§ **Task statement**: All of the listing below must be repeated word for word. Pictures are the only thing to omit.

━━━ Input ━━━

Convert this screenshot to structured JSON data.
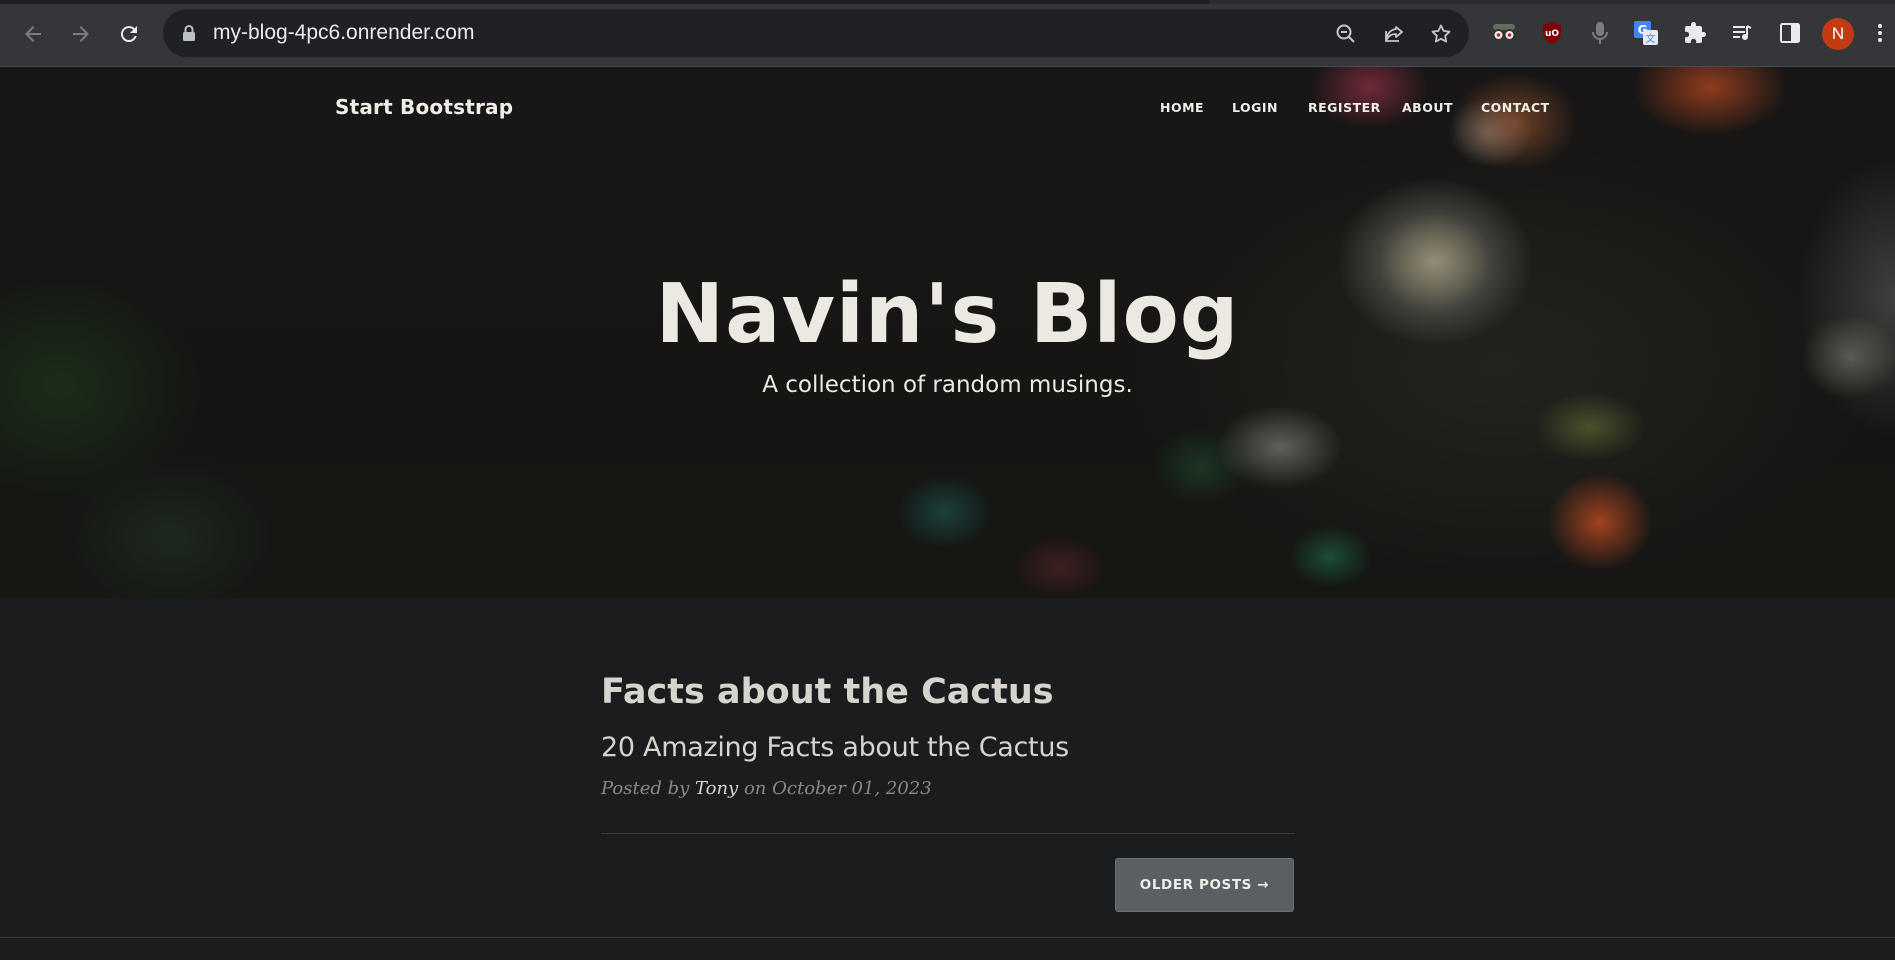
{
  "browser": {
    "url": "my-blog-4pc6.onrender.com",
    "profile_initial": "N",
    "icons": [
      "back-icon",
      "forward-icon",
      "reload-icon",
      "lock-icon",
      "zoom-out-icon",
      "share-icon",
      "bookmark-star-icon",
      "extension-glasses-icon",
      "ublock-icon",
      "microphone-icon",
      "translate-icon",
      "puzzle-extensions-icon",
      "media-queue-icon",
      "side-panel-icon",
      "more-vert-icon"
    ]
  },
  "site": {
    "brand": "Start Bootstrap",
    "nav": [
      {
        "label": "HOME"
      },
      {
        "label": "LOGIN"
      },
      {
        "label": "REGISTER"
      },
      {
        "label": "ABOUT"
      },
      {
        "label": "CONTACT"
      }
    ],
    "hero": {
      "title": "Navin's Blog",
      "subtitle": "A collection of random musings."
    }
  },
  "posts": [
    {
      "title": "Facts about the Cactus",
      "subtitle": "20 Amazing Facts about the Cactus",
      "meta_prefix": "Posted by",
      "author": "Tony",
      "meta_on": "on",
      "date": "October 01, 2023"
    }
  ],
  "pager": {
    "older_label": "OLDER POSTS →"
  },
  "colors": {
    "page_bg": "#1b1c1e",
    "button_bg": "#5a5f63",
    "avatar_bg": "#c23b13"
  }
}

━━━

§ **Task answer**:
Convert this screenshot to structured JSON data.
{
  "browser": {
    "url": "my-blog-4pc6.onrender.com",
    "profile_initial": "N",
    "icons": [
      "back-icon",
      "forward-icon",
      "reload-icon",
      "lock-icon",
      "zoom-out-icon",
      "share-icon",
      "bookmark-star-icon",
      "extension-glasses-icon",
      "ublock-icon",
      "microphone-icon",
      "translate-icon",
      "puzzle-extensions-icon",
      "media-queue-icon",
      "side-panel-icon",
      "more-vert-icon"
    ]
  },
  "site": {
    "brand": "Start Bootstrap",
    "nav": [
      {
        "label": "HOME"
      },
      {
        "label": "LOGIN"
      },
      {
        "label": "REGISTER"
      },
      {
        "label": "ABOUT"
      },
      {
        "label": "CONTACT"
      }
    ],
    "hero": {
      "title": "Navin's Blog",
      "subtitle": "A collection of random musings."
    }
  },
  "posts": [
    {
      "title": "Facts about the Cactus",
      "subtitle": "20 Amazing Facts about the Cactus",
      "meta_prefix": "Posted by",
      "author": "Tony",
      "meta_on": "on",
      "date": "October 01, 2023"
    }
  ],
  "pager": {
    "older_label": "OLDER POSTS →"
  },
  "colors": {
    "page_bg": "#1b1c1e",
    "button_bg": "#5a5f63",
    "avatar_bg": "#c23b13"
  }
}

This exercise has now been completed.